Dr. Keiji Fukuda, Assistant Director-General Health Security who is quoted in the report says that ““Without urgent, coordinated action by many stakeholders, the world is headed for a post-antibiotic era, in which common infections and minor injuries which have been treatable for decades can once again kill,” Dr. Fukuda states that Unless we take significant actions to improve efforts to prevent infections and also change how we produce, prescribe and use antibiotics, the world will lose more and more of these global public health goods and the implications will be devastating.”
According to the report, antibiotic resistance can lead to longer recovery times and might also increase the death risk.

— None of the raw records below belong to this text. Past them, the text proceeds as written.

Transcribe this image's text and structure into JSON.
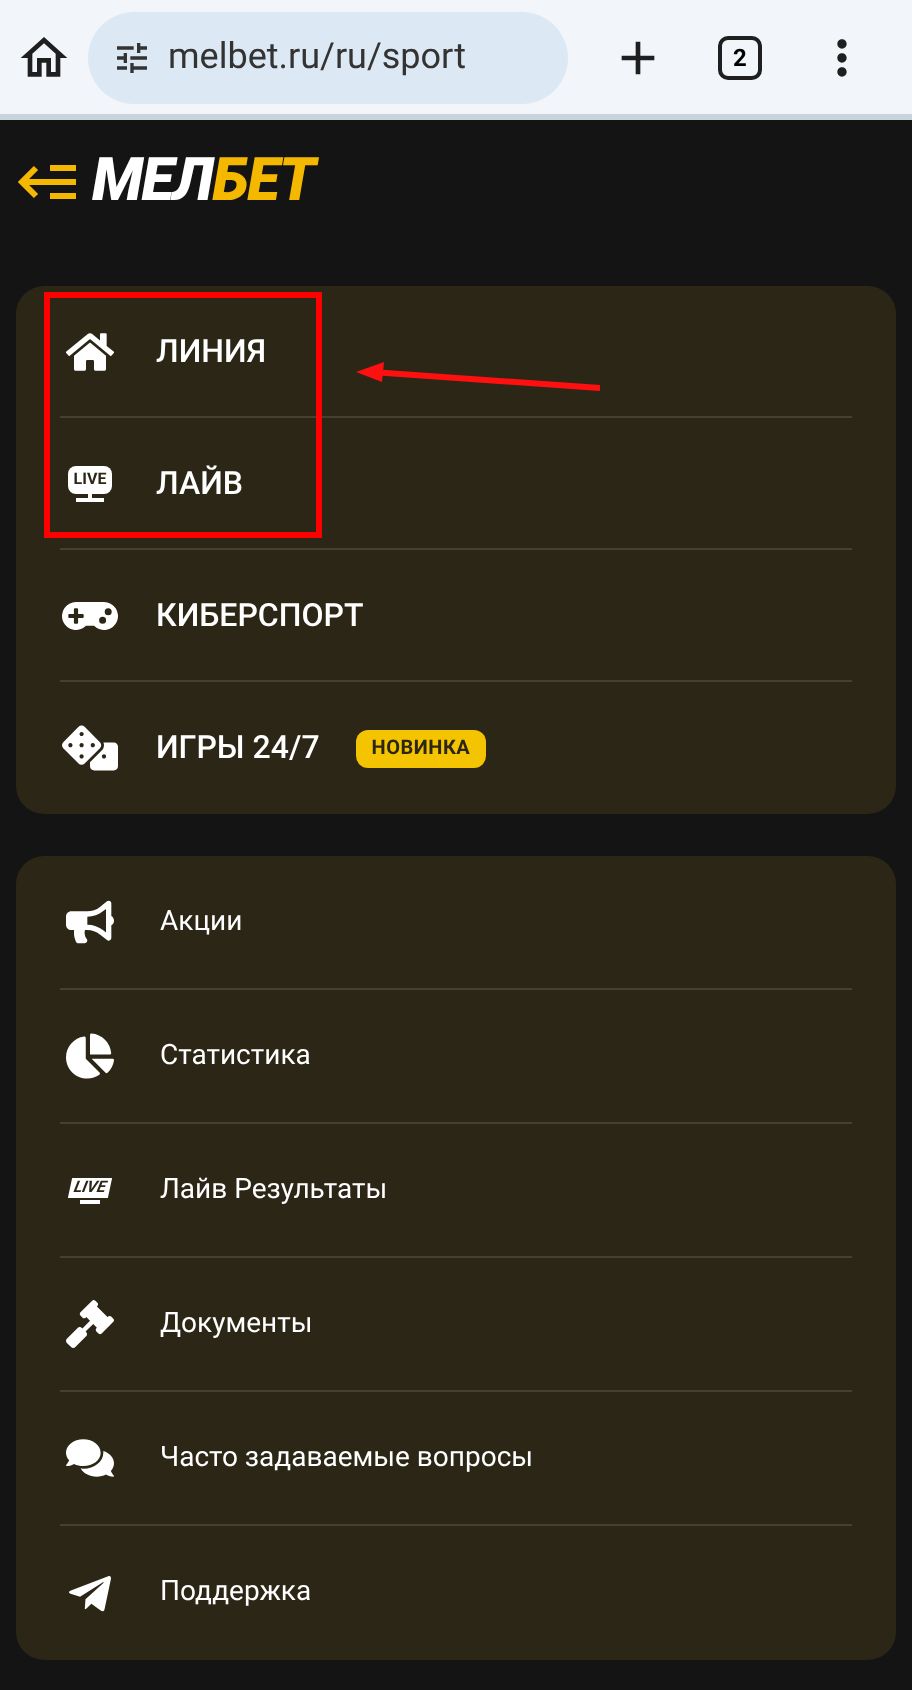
{
  "browser": {
    "url": "melbet.ru/ru/sport",
    "tab_count": "2"
  },
  "logo": {
    "part_1": "МЕЛ",
    "part_2": "БЕТ"
  },
  "main_menu": [
    {
      "label": "ЛИНИЯ",
      "kind": "plain"
    },
    {
      "label": "ЛАЙВ",
      "kind": "live",
      "icon_text": "LIVE"
    },
    {
      "label": "КИБЕРСПОРТ",
      "kind": "plain"
    },
    {
      "label": "ИГРЫ 24/7",
      "kind": "plain",
      "badge": "НОВИНКА"
    }
  ],
  "annotation": {
    "box": true,
    "arrow": true
  },
  "secondary_menu": [
    {
      "label": "Акции",
      "kind": "plain"
    },
    {
      "label": "Статистика",
      "kind": "plain"
    },
    {
      "label": "Лайв Результаты",
      "kind": "live",
      "icon_text": "LIVE"
    },
    {
      "label": "Документы",
      "kind": "plain"
    },
    {
      "label": "Часто задаваемые вопросы",
      "kind": "plain"
    },
    {
      "label": "Поддержка",
      "kind": "plain"
    }
  ]
}
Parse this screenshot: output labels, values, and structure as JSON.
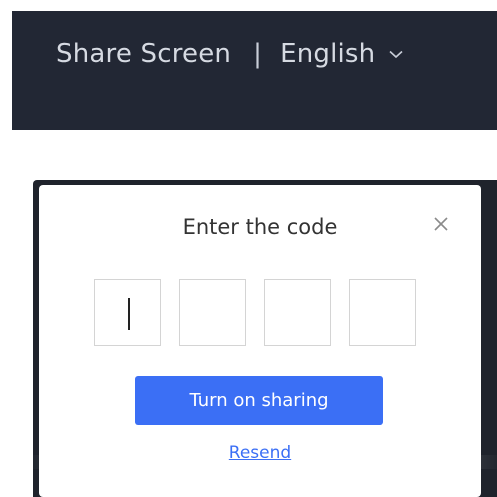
{
  "header": {
    "share_screen_label": "Share Screen",
    "separator": "|",
    "language": "English",
    "chevron_icon": "chevron-down-icon",
    "background_color": "#222734"
  },
  "modal": {
    "title": "Enter the code",
    "close_icon": "close-icon",
    "code_inputs": [
      "",
      "",
      "",
      ""
    ],
    "active_input_index": 0,
    "primary_button_label": "Turn on sharing",
    "resend_label": "Resend",
    "accent_color": "#3b6ff5"
  }
}
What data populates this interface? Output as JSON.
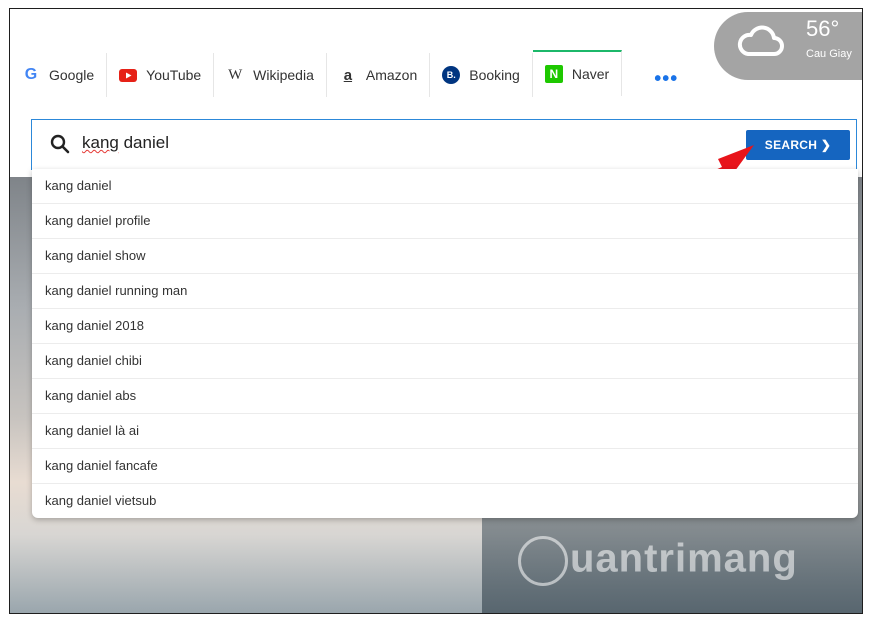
{
  "tabs": [
    {
      "label": "Google",
      "icon": "google-icon",
      "color": "#4285f4"
    },
    {
      "label": "YouTube",
      "icon": "youtube-icon",
      "color": "#e62117"
    },
    {
      "label": "Wikipedia",
      "icon": "wikipedia-icon",
      "color": "#333333"
    },
    {
      "label": "Amazon",
      "icon": "amazon-icon",
      "color": "#111111"
    },
    {
      "label": "Booking",
      "icon": "booking-icon",
      "color": "#003580"
    },
    {
      "label": "Naver",
      "icon": "naver-icon",
      "color": "#1ec800"
    }
  ],
  "tab_icon_glyphs": {
    "google": "G",
    "wikipedia": "W",
    "amazon": "a",
    "booking": "B.",
    "naver": "N"
  },
  "more_label": "•••",
  "weather": {
    "temp": "56°",
    "location": "Cau Giay",
    "icon": "cloud-icon"
  },
  "search": {
    "query_prefix": "",
    "query_squiggle": "kang",
    "query_rest": " daniel",
    "button_label": "SEARCH ❯"
  },
  "suggestions": [
    "kang daniel",
    "kang daniel profile",
    "kang daniel show",
    "kang daniel running man",
    "kang daniel 2018",
    "kang daniel chibi",
    "kang daniel abs",
    "kang daniel là ai",
    "kang daniel fancafe",
    "kang daniel vietsub"
  ],
  "watermark": "uantrimang",
  "colors": {
    "accent": "#1565c0",
    "arrow": "#e8141b",
    "active_tab": "#1cb86a"
  }
}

People diagnosed with MRSA (methicillin-resistant Staphylococcus aureus), for instance, are believed to be 64% more likely to die since this bacteria type is resistant to antibiotics. The MIT Technological Review finds that antibiotics resistance also increases the cost of treatments due to longer hospital stays and a need for more intensive care.
In 2008, a groundbreaking, comprehensive research found that five different types of common cannabinoids and their synthetic forms (THC, CBD, CBG, CBC, CBN) are effective in treating bacteria. This research, which was conducted by a team of researchers from the UK and Italy, examined the cannabinoids’ ability to treat six types of MRSA, including those responsible for hospital outbreaks.
The research discovered that considering the availability if sativa-type cannabis, which offers high concentration rates on non-psychoactive cannabinoids, the cannabis plant is an interesting resource for antibacterial agents with the ability to answer the MRSA resistance problem, as well as other pathogenic bacteria. This revelation is highly important considering how widespread MRSA is becoming nowadays. In the US, for instance, it is responsible for more deaths than HIV.
The most practical use for cannabinoids, according to Prof. Giovanni Appendino of Amedeo Avogadro University of Eastern Piedmont who participated in conducting the research, is “to treat ulcers and wounds in a hospital environment, decreasing the burden of antibiotics.” Appendino states that “The topical use of cannabis preparations has a long tradition in European medicine, and no allergies have been reported.” Therefore, it is possible that in the near future, medical cannabis will become a leading option to replace antibiotics and other treatments for bacteria and infections.
This is yet another exciting and innovative use case for medical cannabis, which offers many medical uses to assist patients around the world in solving a wide range of health problems.